The larger confrontation also served as the basis for a long running TV news series, ABC’s America Held Hostage, treating those Americans as victims of a crime, but never Iran as the scene of a larger crime, a country held hostage for years by a U.S.-backed secret police and military that crushed freedom of expression, repressed religion, and enabled the CIA to manipulate Iran’s politics while U.S. companies plundered Iran’s resources.

One-sided news programming was far more effective than Hollywood movie making as a tool for mobilizing Americans against Iran. The coverage was was always unbalanced. I called it “A.A.U.” — All About Us!

Now, this new movie will likely add to the propaganda even as many Americans are speaking out against a war on Iran while Washington is clearly planning one.

It will bring back all the old anti-Iranian feelings and stereotypes while progressive U.S. actors glamorize a CIA agent, even though the actual movie makes the events seem absurd and at times reportedly even makes fun of the U.S. government in 1970s movie-making style.

I haven’t seen the film but judging from the slick trailer I saw in my neighborhood theater, it’s about clever Americans outsmarting Iranians who look robotic.

Here’s the context as Wired reports:

The Iran hostage crisis, which would go on for 444 days, shaking America’s confidence and sinking President Jimmy Carter’s reelection campaign, had begun. … Everyone remembers the 52 Americans trapped at the embassy and the failed rescue attempt a few months later that ended with a disastrous Army helicopter crash in the Iranian desert. But not many know the long- classified details of the CIA’s involvement in the escape of the other group — thrust into a hostile city in the throes of revolution.

In the “not many know” department, there is no reference here either about how the Reagan campaign secretly negotiated to hold back the hostages until Carter was out of office, or the illegal Iran-Contra arms deals that followed.

This is not a “new” story — it was told years ago in books and magazines — but Argo is retelling as if it is new. It is, as you would expect, all about our brilliance and their stupidity, our good guys against their bad guys — all classic Made in the USA commercial movie formula.

Will this thriller contribute to a deeper understanding between our two countries?

Will it help us find a way of resolving our differences?

I doubt it.

As it happens, when I was in Tehran, I visited the former U.S. Embassy and wrote about my impressions in a new book, Blogothon. It is now a museum with a well-preserved group of offices, safeguarding the equipment used by the CIA for surveillance and espionage.

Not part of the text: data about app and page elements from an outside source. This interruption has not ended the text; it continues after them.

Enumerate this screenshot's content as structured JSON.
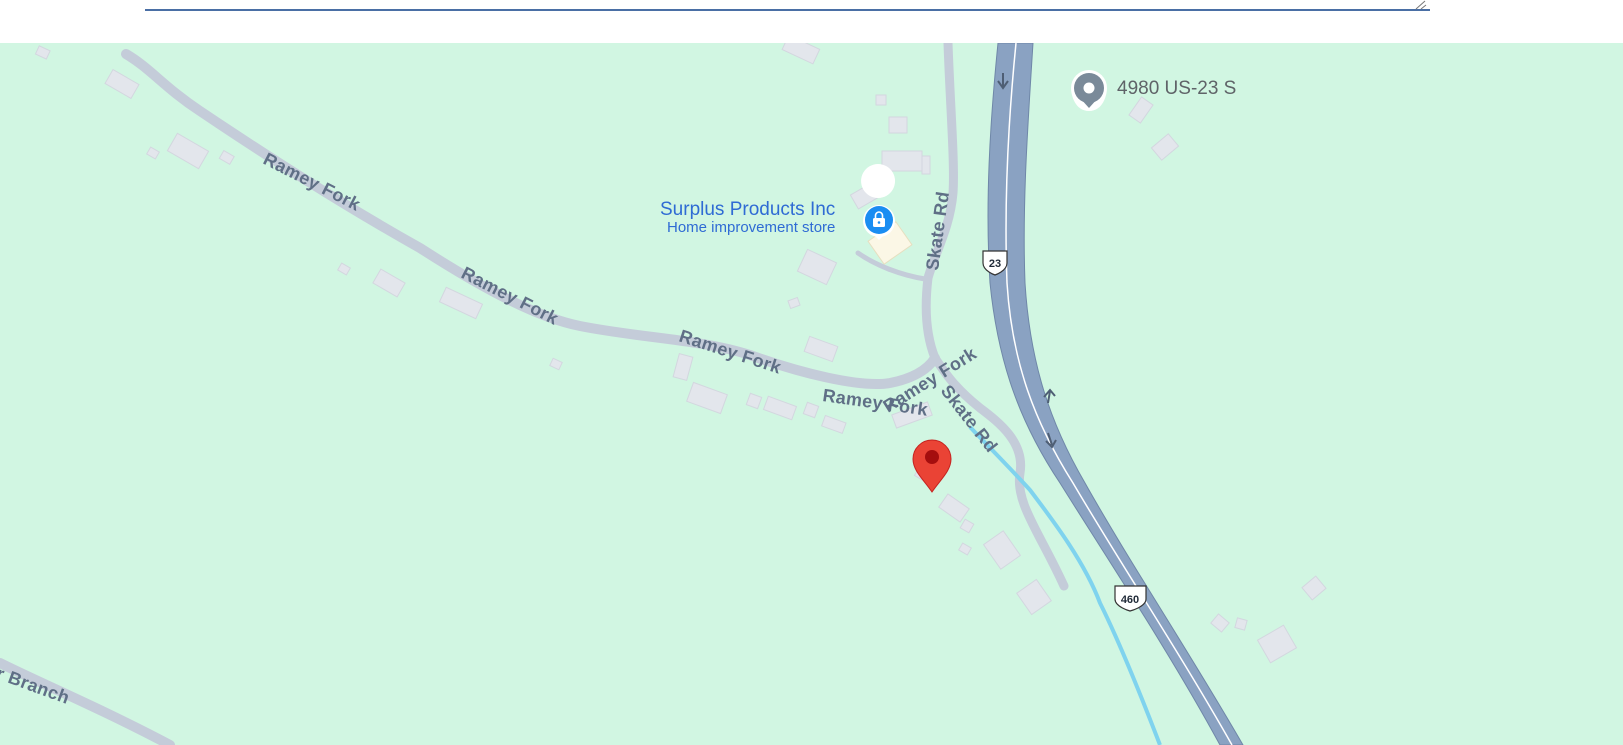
{
  "roads": {
    "ramey_fork": [
      "Ramey Fork",
      "Ramey Fork",
      "Ramey Fork",
      "Ramey Fork",
      "Ramey Fork"
    ],
    "skate_rd": [
      "Skate Rd",
      "Skate Rd"
    ],
    "branch": "r Branch"
  },
  "shields": {
    "us23": "23",
    "us460": "460"
  },
  "places": {
    "store": {
      "name": "Surplus Products Inc",
      "category": "Home improvement store",
      "icon": "shopping-bag-icon",
      "color": "#1a8df2"
    },
    "address_pin": {
      "label": "4980 US-23 S",
      "icon": "location-pin-icon",
      "color": "#7a8a99"
    },
    "dropped_pin": {
      "icon": "map-pin-icon",
      "color": "#ea4335"
    }
  },
  "colors": {
    "land": "#d1f6e2",
    "highway": "#8aa2c2",
    "local_road": "#c4ccd9",
    "stream": "#7fd3ee",
    "building": "#e3e6ec"
  }
}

The Iranians had denounced the building as a “spy nest” well before the students took it over but even they didn’t know how right they were or its real covert action focus until they saw it for themselves.

U.S. Embassy security tried to destroy all its secret documents by shredding them, but the students, over months, patiently sewed the bits and pieces together and published them, exposing their nefarious tactics in books that U.S. customs would not allow Americans to see. (Friends of mine had their copies seized when they returned from a reporting trip to Iran in that period.) There is a reference to the recovery of some of this information in Argo, but not much about what was in those documents. This was all before the age of Wikileaks.

But never mind the facts or their selective retelling: In Hollywood, only story matters. You can just hear the actors telling their agents “how cool this film is” — especially because movie-making is the movie’s sub-plot, the glory of the story, so to speak, at the core of what is, in the end, sanitized drama.

Once again, mindlessness leads to malice in a search not for truth but box office revenues. Of course, I will see it when it’s out in the fall.

News Dissector Danny Schechter blogs at newsdissector.net. His two latest books are Blogothon and Occupy: Dissecting Occupy Wall Street. He also hosts a program on Progressive Radio Network.com. This article first appeared on Press TV in Iran. I wonder how they will respond. Comments to dissector –at– mediachannel.org.  Follow Danny Schechter on Twitter: http://www.twitter.com/Dissectorevents